This pie tastes like the perfect blend of pecan pie and pumpkin pie — only it’s neither one and even better!I remember the Thanksgiving when I was in culinary school. I was in my third month of the pastry course, and I made pie after pie for my family’s feast.
Each one was more elaborate and prettier than the next.I distinctly remember making dozens of intricately detailed maple leaves out of pie crust dough, and making fillings that took days to prepare. And I loved every single second of it.
Almost 20 years, a husband, two kids, and a demanding puppy later, I don’t quite have that sort of time anymore. That’s why this pie is rustic looking — and to me that means it’s a bit messy — but only in the coolest, most beautiful way.

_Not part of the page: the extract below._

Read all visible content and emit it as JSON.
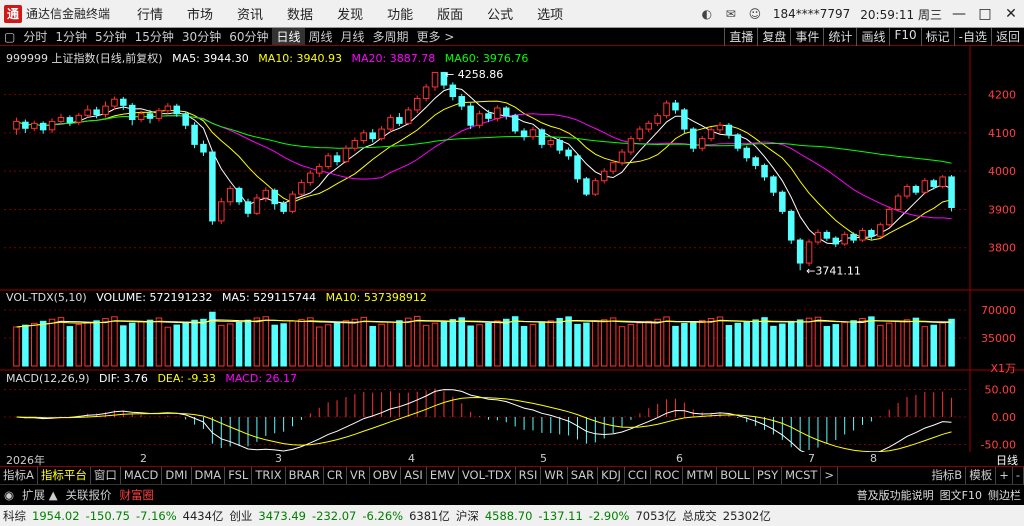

Yes, the top edges of the crust might fall apart a bit while serving – that’s okay!
While I can’t spend several hours delicately using the back of my paring knife to make tiny veins in the pie crust dough maple leaves, I can spend an hour or so assembling this sort of scrumptious pie.
Most of the prep time for this recipe is refrigeration and baking time.And let me tell you, it’s really scrumptious! The pie crust is made almost entirely of nuts and it tastes like a delicious pecan pie — in and of itself!
Imagine topping that with another delicious pie — full of creamy, sweet butternut squash and chai spices. I’m telling you, this is really over the top!FYI, this pie was more orange in color the day it was baked. The next day it’s equally as delicious, but less orange, and more brown. Again, it’s rustic. 😉
- 2 cups pecans
- 1 cup walnuts
- 5 tablespoons unsalted butter, melted
- ½ cup granulated sugar
- 1½ teaspoons ground cinnamon
- ¾ teaspoon ground ginger
- ½ teaspoon ground nutmeg
- ½ teaspoon sea salt
- 1 (approximately 3-pound) roasted butternut squash -- you will need 4 cups squash purée (here's How to Roast a Butternut Squash)
- 1 cup granulated sugar
- 2 large eggs
- 1 large egg yolk
- 1 tablespoon pure vanilla extract
- 1 tablespoon potato starch
- 1 teaspoon ground cinnamon
- 1 teaspoon ground cardamom
- 1 teaspoon ground ginger
- ¾ teaspoon ground cloves
- pinch of salt
- Add the pecans and walnuts to a food processor fitted with the blade attachment and blend until it's just becoming -- but isn't quite -- a paste. They should be somewhere between a powder and paste, and should look like this:
- Add the processed nuts to a medium-sized mixing bowl and add the melted butter, sugar, cinnamon, ginger, nutmeg and salt. Mix until everything is evenly blended and then press it into a 10-inch pie plate.
- It will be about ½-inch thick, thicker than a typical pie crust. Be sure to bring the crust on top of the top edge as it will shrink a bit during the baking time. Like this:
- Place the prepared crust in the refrigerator for at least 45 minutes, and during that time, preheat the oven to 350 degrees F.
- Once the oven is preheated and the pie has refrigerated for at least 45 minutes, place the pie plate on a baking sheet and bake until it's becoming golden and is sizzling, about 20 minutes. Remove from the oven and let it cool. Keep the oven on.
- In a medium-sized mixing bowl, use a whisk to blend the 4 cups of butternut squash (see notes) purée with the sugar, eggs, egg yolk, potato starch, cinnamon, cardamom, ginger, cloves and pinch of salt.
- Once the crust is about room temperature, pour in the filling. Keeping the filled pie on the baking sheet, place it in the (still) preheated 350 degree F oven and very loosely, cover it with a piece of foil. (The foil should not be wrapped around the pie plate, it should be sitting on top, more or less.) Bake it this way for 1 hour, then remove the foil and bake until it's set, about 10 more minutes. When you move the baking sheet, it should no longer jiggle in the center. You can also stick a wooden skewer int he center -- it should come out clean when it's done. (Cooking times may vary.)
- Cool to room temperature and serve.